If you use one or more fields in a calc and one of those fields get altered, it will trip the recalculation of the calc.
You would normally use this in an Auto-enter calculation examples could be:
If you want to delete a format of a just entered value in a field you could use something like:
TextFormatRemove( Table::field ), but you can also set an other field using this, say you want to update a field 'Status'
Whenever the value in field 'Number' changes, you could use a calculation like:
if( Number=""; "Status Ready" ; "Status Ready")
Hope that helps,
Ruben van den Boogaard
Using GetField("") is indeed odd in that it evaluates at all. I do not see the real benefit over using trigger of ModificationTimeStamp which we've used for years but I would love to be proven wrong. Neither of these techniques can force a calculation (or auto-enter replace) to update if it references related data or other records within same table. It behaves as ModificationTimeStamp trigger ... seeing any change to the current record and re-evaluating the calculation at that time. It cannot see if a child value has changed unless you poke it with a stick. I suppose if you don't have a ModificationTimeStamp to use as a trigger, you can use GetField("") instead.
Would I ever use it? Not unless it has substantial benefit not yet disclosed. I've been in this business long enough to know that behaviors change and I would be weary implementing it within my solutions unless FM engineers substantiated its use. I'll stick to timestamp triggers in meantime, and follow this thread with great interest!

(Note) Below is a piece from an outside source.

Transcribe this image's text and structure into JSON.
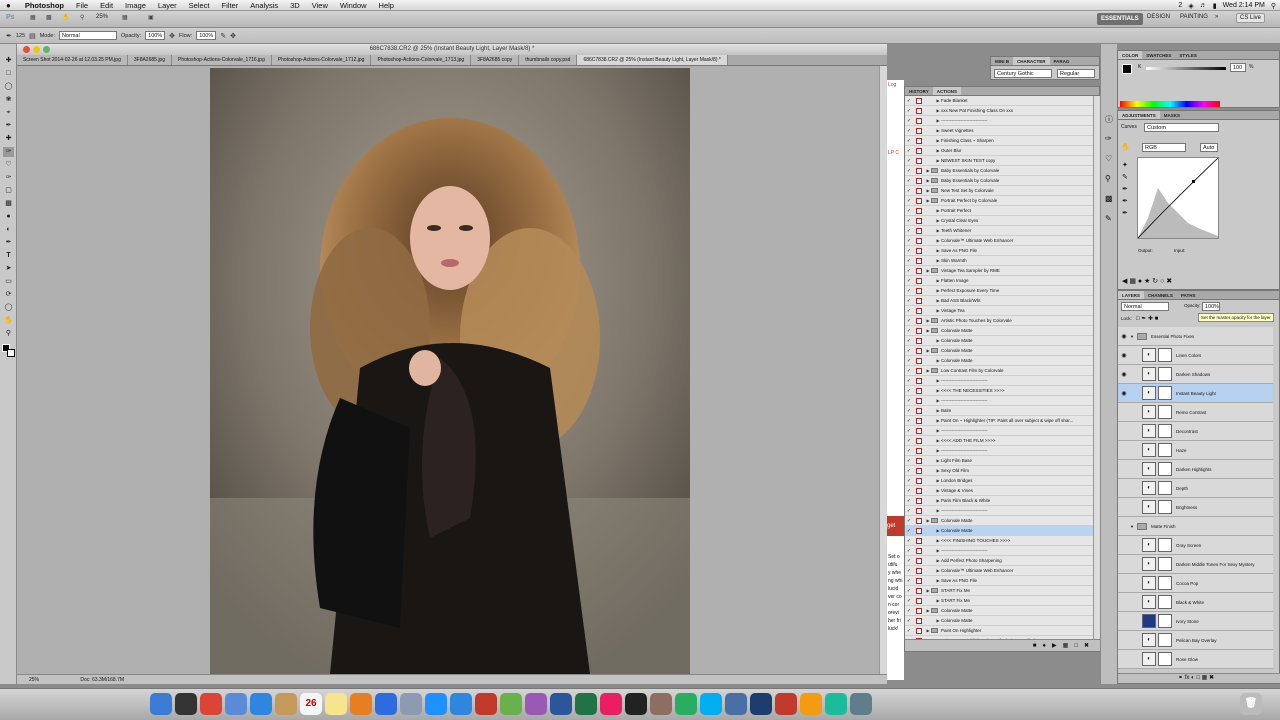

Thanks for chiming in. The purpose for using this technique is to only update a mod timestamp when the user, as opposed to a script, makes a change to the data. This was relevant because I have a script that updates related values on record load, and the modTimeStamp was always getting changed, regardless if there was a change to the related data. The problem with this was that it throws off our sync engine (goZync) as such relies on mod Timestamps.
That said, I am not going to use the selective modTimeStamp, favoring a solution that checks to see if the data is changed before updating the related records with a simple scripted IF branch.
Darren Burgess @DarrenBurgess
Maestro of Metamorphosis
FileMaker 11/12 Certified Developer
While I don't see any other obvious benefits to the GetField ( "" ) approach (other than what Darren mentioned)...I do suppose you could manipulate the use of it and use it to conditionally trigger a selective mod Timestamp update, or all. Depending on how you have the calc written.
Alternatively, using a global variable, I've done my own "modification" check before by using a combo of the OnRecordLoad and OnRecordCommit triggers.
OnRecordLoad script - something like this:
Set Variable $$original =
field1 & ¶ &
field2 & ¶ &
field3 & etc...
OnRecordCommit script - compare it using something like this:
Set Variable $commit =
field1 & ¶ &
field2 & ¶ &
field3 & etc...
Set Variable $count = ValueCount($$original)
set variable $i = $i + 1
if ( GetValue($$original;$i) ≠ GetValue($commit;$i) )
set field (modstamp) = get(currentTimeStamp)
exit loop if $i = $count
Set Variable $$original = ""
The above runs fairly quickly, exiting whenever the first modification comparison returns true, and gives me precise control over what "rules" I want to set to qualify as a "modification". Of course there's lots of branching out and error checking you can add in this technique as well, but I just wanted to show the core method.
That aside, I'd be interested as well to hear from Filemaker why the back end would return anything at all to a core function that had "empty" passed to it.
The purpose for using this technique is to only update a mod timestamp when the user, as opposed to a script, makes a change to the data.
In addition to a regular LastModified field (auto-enter modification timestamp), define another timestamp LastUserModified field with auto-enter (replace) calc:
IsEmpty ( Get ( ScriptName ) ) ; LastModified ; LastUserModified
... just another approach to consider ...
GetField() evaluates the value passed into it. From FMP Help...
Suppose you have the fields Arrow and Target. Arrow contains the text string Target, and Target contains the text string Bullseye.
- GetField(“Arrow”) returns Target. Notice the use of quotation marks around Arrow to indicate the literal string is the fieldName parameter.
- GetField(Arrow) returns Bullseye. Notice the absence of quotation marks to indicate the value stored in the Arrow field is the fieldName parameter.
So as you can see, passing in the text string "Arrow" evaluates as the name of the field to get, and it returns the value of field Arrow. But when you pass in the field itself (Arrow without quotes), it evaluates the value stored in field Arrow as the name of the field value to get (the text string "Target"), and so it returns the value of field Target instead.
So it's really a function for doing indirection and abstraction when needed. I would agree with LaRetta that the function was never meant to be used with an empty parameter, and may be something that will be "fixed" in a future release.
If you want a calculation to monitor other fields for changes, the Evaluate function is probably the better choice. The second, optional parameter can be a single field name, or list of field names that will trigger the calc to evaluate when any monitored field value changes. Here's the Help topic on it...